Among the concerns that kept surfacing:

Snowbirds and residents of manufactured or mobile homes complained that the My Safe Florida Home program is a raw deal. The program, which kicked off in August, offers matching grants up to $5,000 for improvements that strengthen a house against storms. But the grants are available only to site-built homes with homestead exemptions.

David A. Young, 69, drove an hour and a half from Lakeland for Thursday's meeting.

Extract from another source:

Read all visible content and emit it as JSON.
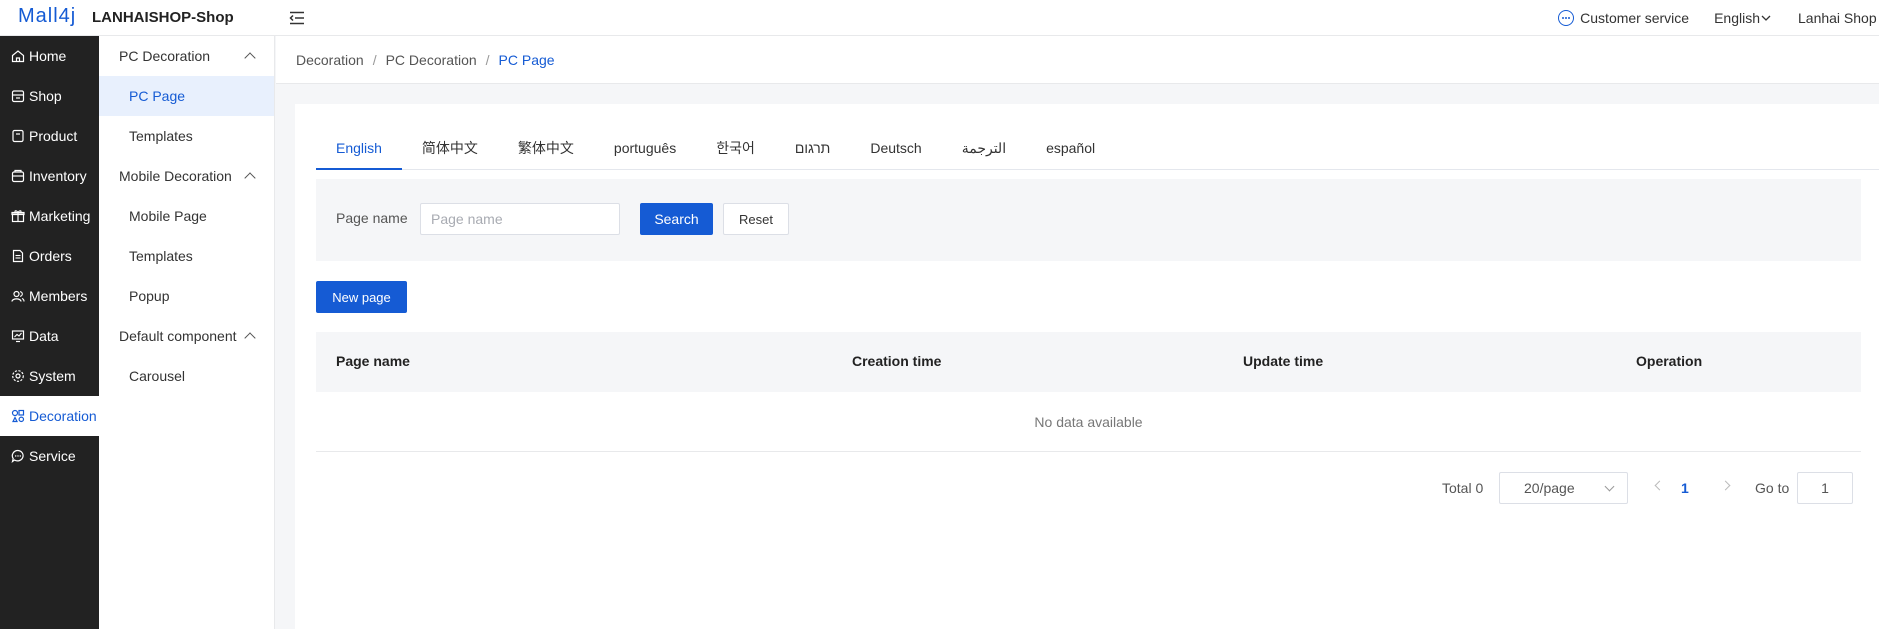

He'd like to qualify for the matching grants, but he lives in a manufactured home.

"I sat through three hurricanes within 15 miles of my home, and it was safer than some of the shelters that got their roofs blown off," he told committee members.

Handling sinkhole claims is becoming a cottage industry for lawyers in counties like Pasco, where claims have skyrocketed in the past couple of years.

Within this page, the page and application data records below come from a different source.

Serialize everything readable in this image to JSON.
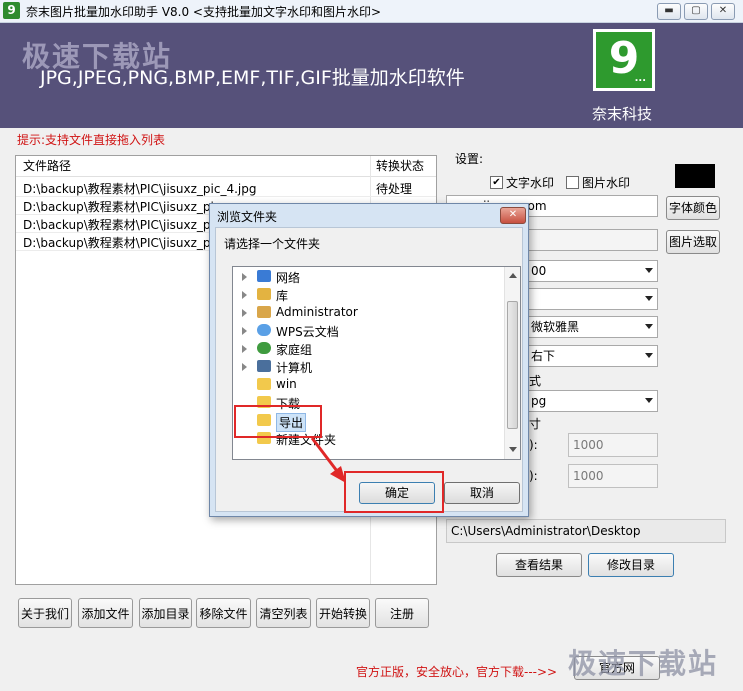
{
  "window": {
    "title": "奈末图片批量加水印助手 V8.0    <支持批量加文字水印和图片水印>",
    "app_icon": "9"
  },
  "banner": {
    "watermark": "极速下载站",
    "formats": "JPG,JPEG,PNG,BMP,EMF,TIF,GIF批量加水印软件",
    "logo": "9",
    "logo_dots": "...",
    "company": "奈末科技"
  },
  "hint": "提示:支持文件直接拖入列表",
  "file_table": {
    "headers": [
      "文件路径",
      "转换状态"
    ],
    "rows": [
      {
        "path": "D:\\backup\\教程素材\\PIC\\jisuxz_pic_4.jpg",
        "status": "待处理"
      },
      {
        "path": "D:\\backup\\教程素材\\PIC\\jisuxz_pic",
        "status": ""
      },
      {
        "path": "D:\\backup\\教程素材\\PIC\\jisuxz_pic",
        "status": ""
      },
      {
        "path": "D:\\backup\\教程素材\\PIC\\jisuxz_pic",
        "status": ""
      }
    ]
  },
  "buttons": {
    "about": "关于我们",
    "add_file": "添加文件",
    "add_dir": "添加目录",
    "remove_file": "移除文件",
    "clear_list": "清空列表",
    "start": "开始转换",
    "register": "注册",
    "view_result": "查看结果",
    "change_dir": "修改目录",
    "official_site": "官方网"
  },
  "settings": {
    "label": "设置:",
    "text_watermark_label": "文字水印",
    "text_watermark_checked": true,
    "image_watermark_label": "图片水印",
    "image_watermark_checked": false,
    "text_value": "www.jisuxz.com",
    "font_color_button": "字体颜色",
    "font_color": "#000000",
    "image_pick_button": "图片选取",
    "dropdown_1": "00",
    "dropdown_2": "",
    "dropdown_3": "微软雅黑",
    "dropdown_4": "右下",
    "format_label_fragment": "式",
    "dropdown_5": "pg",
    "size_label_fragment": "寸",
    "width_colon": "):",
    "height_colon": "):",
    "width_value": "1000",
    "height_value": "1000",
    "output_dir": "C:\\Users\\Administrator\\Desktop"
  },
  "footer": {
    "text": "官方正版，安全放心，官方下载--->>",
    "watermark": "极速下载站"
  },
  "dialog": {
    "title": "浏览文件夹",
    "prompt": "请选择一个文件夹",
    "tree": [
      {
        "label": "网络",
        "icon": "network-icon",
        "expandable": true
      },
      {
        "label": "库",
        "icon": "library-icon",
        "expandable": true
      },
      {
        "label": "Administrator",
        "icon": "user-folder-icon",
        "expandable": true
      },
      {
        "label": "WPS云文档",
        "icon": "cloud-docs-icon",
        "expandable": true
      },
      {
        "label": "家庭组",
        "icon": "homegroup-icon",
        "expandable": true
      },
      {
        "label": "计算机",
        "icon": "computer-icon",
        "expandable": true
      },
      {
        "label": "win",
        "icon": "folder-icon",
        "expandable": false
      },
      {
        "label": "下载",
        "icon": "folder-icon",
        "expandable": false
      },
      {
        "label": "导出",
        "icon": "folder-icon",
        "expandable": false,
        "selected": true
      },
      {
        "label": "新建文件夹",
        "icon": "folder-icon",
        "expandable": false
      }
    ],
    "ok": "确定",
    "cancel": "取消"
  },
  "colors": {
    "banner": "#56517a",
    "hint_red": "#d01414",
    "annotation_red": "#e02828",
    "logo_green": "#2e9a2e"
  }
}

"People are looking at it filing sinkhole claims like it's payday," said Stevans, who is the president of Homeowners Against Citizens.

About 400 property owners took part Thursday evening in a lively town hall discussion on finding solutions to Florida's insurance crisis.

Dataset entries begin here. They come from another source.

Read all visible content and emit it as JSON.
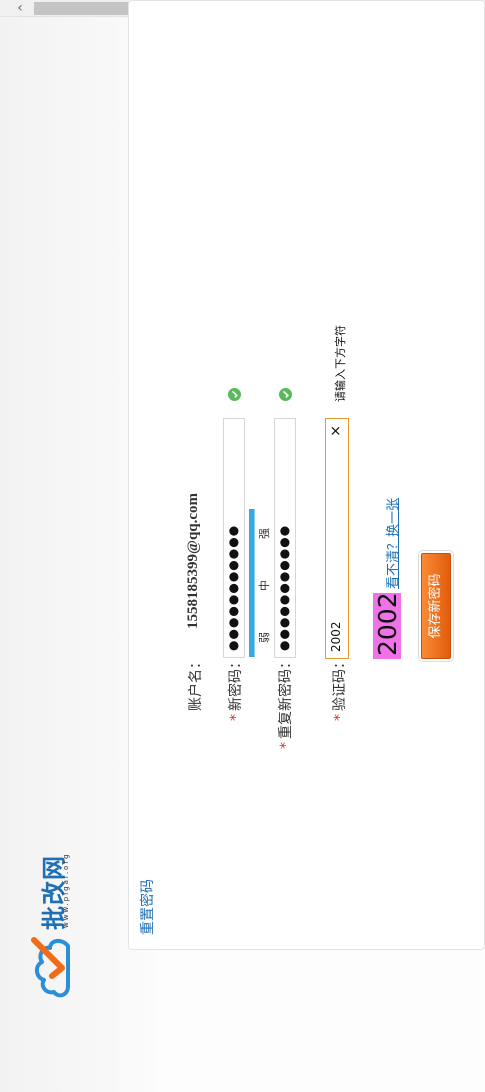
{
  "browser": {
    "scroll_left_icon": "chevron-left-icon",
    "scroll_right_icon": "chevron-right-icon",
    "left_arrow": "‹",
    "right_arrow": "›"
  },
  "logo": {
    "name": "批改网",
    "url": "www.pigai.org"
  },
  "form": {
    "title": "重置密码",
    "account_label": "账户名：",
    "account_value": "1558185399@qq.com",
    "required_mark": "*",
    "new_password_label": "新密码：",
    "new_password_value": "●●●●●●●●●●●",
    "confirm_password_label": "重复新密码：",
    "confirm_password_value": "●●●●●●●●●●●",
    "strength": {
      "weak": "弱",
      "medium": "中",
      "strong": "强",
      "level": "strong"
    },
    "captcha_label": "验证码：",
    "captcha_value": "2002",
    "captcha_clear": "×",
    "captcha_hint": "请输入下方字符",
    "captcha_image_text": "2002",
    "captcha_refresh_prefix": "看不清？",
    "captcha_refresh_link": "换一张",
    "submit_label": "保存新密码"
  },
  "colors": {
    "accent": "#1f6fb5",
    "required": "#e0302a",
    "success": "#5cb85c",
    "button": "#f07521",
    "captcha_bg": "#ef72e8"
  }
}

"Consider a 1-cent hurricane sales tax
to go to the hurricane catastrophe fund."
Bruce Douglas, Citizens Property Insurance

"It's all about finding another way to finance the losses that are out there."
Sam Miller, Florida Insurance Council

"Build better buildings. Retrofit housing stock. Help people through low-cost loans."
-- Kevin McCarty, Florida Insurance Commissioner

"I'd like consumer participation in the rate process. Like we have setting utility rates."
Bill Newton, Florida Consumer Action Network

"For retirees earning $13,000 to $20,000, mitigation won't work."
Ginny Stevans, Home-owners Against Citizens

There should be a stricter definition of sinkholes, she and others said, and a cap on what lawyers can make from those claims.

Steve Burgess, the state's insurance consumer advocate, questioned the potential conflicts of interest posed by his office's position under the authority of the chief financial officer. He said his office might function better under the Cabinet, "although that perhaps would generate its own set of criticisms," he acknowledged.

Burgess also said the insurance advocate needs more authority to be effective. The consumer advocate can recommend that the Office of Insurance Regulation challenge a rate increase, but doesn't have the explicit authority to do so himself.

Some committee members were skeptical of Burgess' plea, and asked if the consumer advocate had ever recommended an increase over an insurance company's proposed rate hike. (He did, one time in the early '90s.)

"It's pretty easy to go out and say, 'Hey, this rate's too high, don't allow it,' " said state Sen. J.D. Alexander. But doing that, he said, will chase insurers out of Florida.

The Reform Committee was authorized by the governor at the end of June and is chaired by Lt. Gov. Jennings. Of the 15 members, at least 10 have ties to the insurance industry.

This is the committee's sixth public meeting since August, and the only one in the bay area. The meetings are meant to follow the governor's instructions to solicit public comment, though five of the planned nine are in Tallahassee.

Three hours into the meeting, committee member Barbara Weese didn't seem convinced problems were being solved.

The point of the cs to be done to get insurance to the people."ommittee, said the retired schoolteacher, isn't just to make insurers more accountable, but to make insurance more affordable. "The point we're missing," she said, "is something has to be done to get insurance to the people."

About 400 property owners took part Thursday evening in a lively town hall discussion on finding solutions to Florida’s insurance crisis. 

Among the ideas suggested by five panelists and speakers from the audience at the Hilton Hotel at Carillon Park in St. Petersburg: 

  • Adopting a penny sales tax dedicated to relief from high insurance premiums; imposing a state income tax.          
  • Prohibiting insurers from cherry-picking where they write insurance in Florida; capping rate increases.         
  • Supervising insurers' profits funneled to out-of-state parent companies
  • Regulating reinsurance agreements that can mask profits between insurers and their parent companies.